Tracing the source of Katha, one of Yamuna's several tributaries
It merges with the Yamuna River near Ramra village in the newly created district of Prabudh Nagar in Uttar Pradesh. Called katha nadi, it first came to our notice during the monsoon of 2008 when flood waters in the Yamuna were back flowing into it.
Local people in Ramra have fond memories of Katha being a perennial river not very long ago. But whether it was a true tributary of the Yamuna in its own right or was a relict channel of the Yamuna itself remained disputed till recently.
Trying to trace its journey on Google map, we repeatedly lost it due to dense cloud cover obscuring a significant area of its probable track.
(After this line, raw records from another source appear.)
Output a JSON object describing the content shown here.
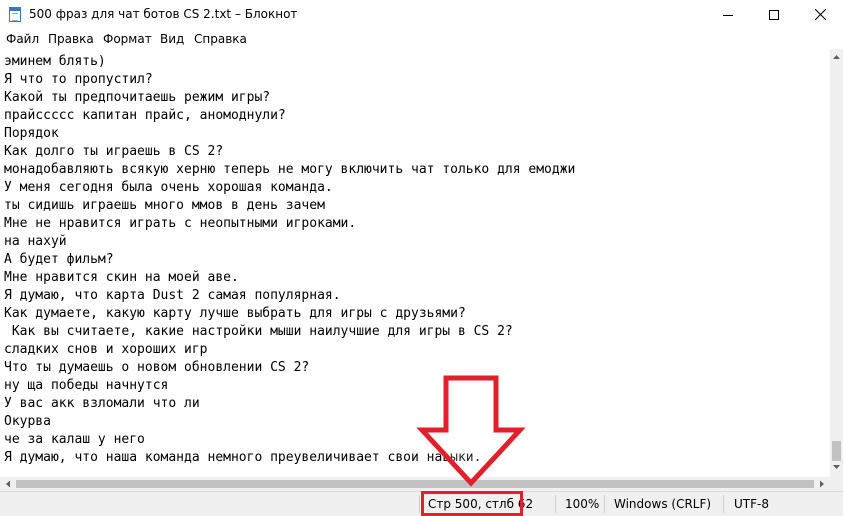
{
  "window": {
    "title": "500 фраз для чат ботов CS 2.txt – Блокнот",
    "controls": [
      "minimize",
      "maximize",
      "close"
    ]
  },
  "menu": {
    "items": [
      "Файл",
      "Правка",
      "Формат",
      "Вид",
      "Справка"
    ]
  },
  "editor": {
    "lines": [
      "эминем блять)",
      "Я что то пропустил?",
      "Какой ты предпочитаешь режим игры?",
      "прайсcccc капитан прайс, аномоднули?",
      "Порядок",
      "Как долго ты играешь в CS 2?",
      "монадобавляють всякую херню теперь не могу включить чат только для емоджи",
      "У меня сегодня была очень хорошая команда.",
      "ты сидишь играешь много ммов в день зачем",
      "Мне не нравится играть с неопытными игроками.",
      "на нахуй",
      "А будет фильм?",
      "Мне нравится скин на моей аве.",
      "Я думаю, что карта Dust 2 самая популярная.",
      "Как думаете, какую карту лучше выбрать для игры с друзьями?",
      " Как вы считаете, какие настройки мыши наилучшие для игры в CS 2?",
      "сладких снов и хороших игр",
      "Что ты думаешь о новом обновлении CS 2?",
      "ну ща победы начнутся",
      "У вас акк взломали что ли",
      "Окурва",
      "че за калаш у него",
      "Я думаю, что наша команда немного преувеличивает свои навыки."
    ]
  },
  "status": {
    "position": "Стр 500, стлб 62",
    "zoom": "100%",
    "line_endings": "Windows (CRLF)",
    "encoding": "UTF-8"
  },
  "annotation": {
    "arrow_color": "#e0202a"
  }
}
Later as we surveyed the Eastern Yamuna Canal (EYC) for the Katha's course, people en route could not help us locate the site where the EYC could have crossed it. One probable reason, we reckoned then, could be that if it indeed is a tributary, then its origins could be a site short of the route taken by the EYC in western U.P.
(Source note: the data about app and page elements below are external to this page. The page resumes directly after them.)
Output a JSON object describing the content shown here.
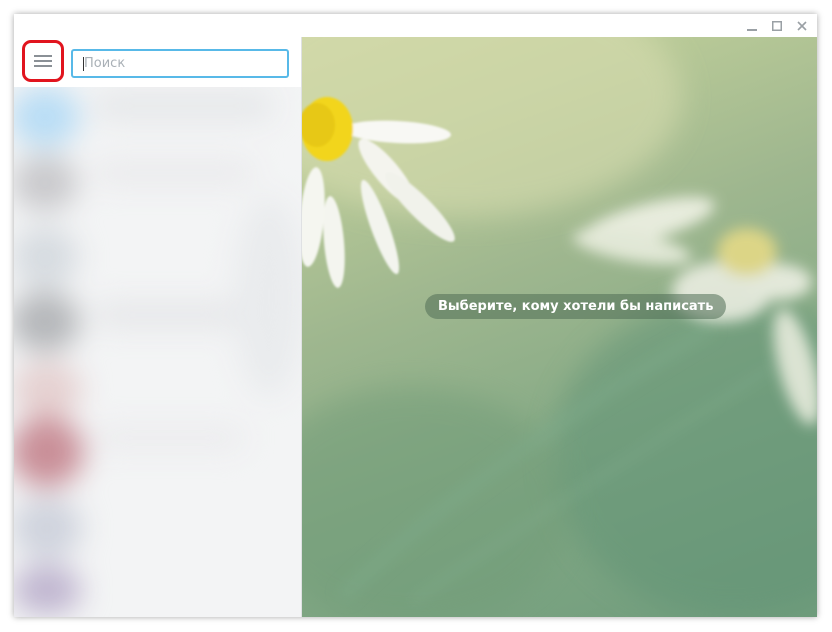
{
  "window_controls": {
    "minimize_icon": "minimize-icon",
    "maximize_icon": "maximize-icon",
    "close_icon": "close-icon"
  },
  "sidebar": {
    "menu_icon": "hamburger-menu-icon",
    "search": {
      "placeholder": "Поиск",
      "value": ""
    }
  },
  "main": {
    "empty_placeholder": "Выберите, кому хотели бы написать"
  },
  "colors": {
    "highlight": "#e1141e",
    "search_focus_border": "#58b9e8",
    "placeholder_pill": "#506e55"
  }
}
Our hopes were rekindled in early April when determined querying of seniors in Ramra, notably Sohan Pal, informed us of a possible origin from a johad (village pond) in Harpal village — close to a place called Islampur in Saharanpur district. This was a firm lead since many such tributaries indeed are known to have their origin in perennial ponds and kunds.
Armed with the knowledge about Harpal village, we first reached Islampur which sits on an irrigation ‘minor' of EYC. Could this ‘minor' be the original Katha? Soon this assumption was laid to rest as it was found to be too straight in its behaviour to be the bed of a natural river.
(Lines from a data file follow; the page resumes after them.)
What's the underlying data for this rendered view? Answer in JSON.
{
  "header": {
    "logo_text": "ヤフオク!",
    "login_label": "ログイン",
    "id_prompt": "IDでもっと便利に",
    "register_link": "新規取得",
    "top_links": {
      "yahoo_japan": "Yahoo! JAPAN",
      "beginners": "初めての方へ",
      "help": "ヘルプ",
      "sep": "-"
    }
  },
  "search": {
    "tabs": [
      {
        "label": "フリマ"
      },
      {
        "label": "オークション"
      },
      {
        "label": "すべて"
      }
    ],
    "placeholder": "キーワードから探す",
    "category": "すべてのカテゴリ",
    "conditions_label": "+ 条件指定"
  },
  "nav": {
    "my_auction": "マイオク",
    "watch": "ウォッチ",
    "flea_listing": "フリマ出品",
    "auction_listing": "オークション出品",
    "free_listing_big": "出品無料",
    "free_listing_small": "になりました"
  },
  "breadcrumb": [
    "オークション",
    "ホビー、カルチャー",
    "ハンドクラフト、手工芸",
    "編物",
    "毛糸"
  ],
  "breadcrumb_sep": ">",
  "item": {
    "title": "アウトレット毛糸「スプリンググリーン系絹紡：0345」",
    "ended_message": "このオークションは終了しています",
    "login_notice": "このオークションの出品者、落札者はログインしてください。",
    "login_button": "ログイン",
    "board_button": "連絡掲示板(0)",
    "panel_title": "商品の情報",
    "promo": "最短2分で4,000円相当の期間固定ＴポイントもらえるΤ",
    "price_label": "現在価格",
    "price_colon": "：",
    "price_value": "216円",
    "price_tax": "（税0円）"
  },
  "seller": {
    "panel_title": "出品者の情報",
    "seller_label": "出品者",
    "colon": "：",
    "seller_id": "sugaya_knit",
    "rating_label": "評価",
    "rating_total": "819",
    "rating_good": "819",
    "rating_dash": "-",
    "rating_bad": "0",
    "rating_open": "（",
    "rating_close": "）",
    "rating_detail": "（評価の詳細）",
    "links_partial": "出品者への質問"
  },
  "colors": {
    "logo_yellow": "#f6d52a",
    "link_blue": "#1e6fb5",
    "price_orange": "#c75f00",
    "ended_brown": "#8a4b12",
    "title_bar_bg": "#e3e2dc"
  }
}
We then reached Harpal, but where was the johad giving life to the Katha? Had it been a wild goose chase? Undeterred, we called up Mr. Singh in Ramra whose information led us to an influential local farmer, Madan Pal, in village Landha. Unfortunately the gentleman was in grief on account of the recent loss of his son, yet he readily agreed to help us locate the Katha.
Interestingly, although he knew where Katha's river bed and track was and led us to it, he was not sure of the site of its origin.
Ultimately it was the chance questioning of a passerby on bicycle that provided us confident leads to the Katha's source in a johad in Nayagaon aka Nayabans village, which was not far from where we were then.
Guided by Mr. Pal, we soon reached Nayagaon. A distinct elevated catchment-like formation draining into an almost dried low land with watershed from three directions was unmistakable. But could just a low land be the promised johad ? Curiosity led us up the path of a seemingly eroded channel of a stream, moist due to thick vegetation standing on its either side. Finally, the sight on the top was indeed what we had been seeking for many months now.
A typical village pond with old to very old trees of peepal and ber straining themselves over the water body, which obviously had seen better days but still retained its charm enough to attract large number of egrets, few black-winged stilts and a large number of kingfishers on a mid-April noon.
The farmer with his fields next to the johad informed us about it never going dry, although evidence was tell tale about it slowly but surely being encroached upon on the sides by vested interests, a situation which is sadly true of most old water bodies across the rural landscape, both in U.P. and Haryana.
Later, a search on Google map for the village and the johad confirmed our hunch that the Katha's origin lay just 2 km short of the path taken by the EYC and hence there existed no point of crossover between the two.
We left Nayagaon with mixed emotions and with plans to return during the monsoon months to assess the true extent of discharge from the johad into the Katha, and to determine the best way forward to involve the local people all along the length of river in its restoration and rejuvenation.
(The author is the convener of Yamuna Jiye Abhiyaan)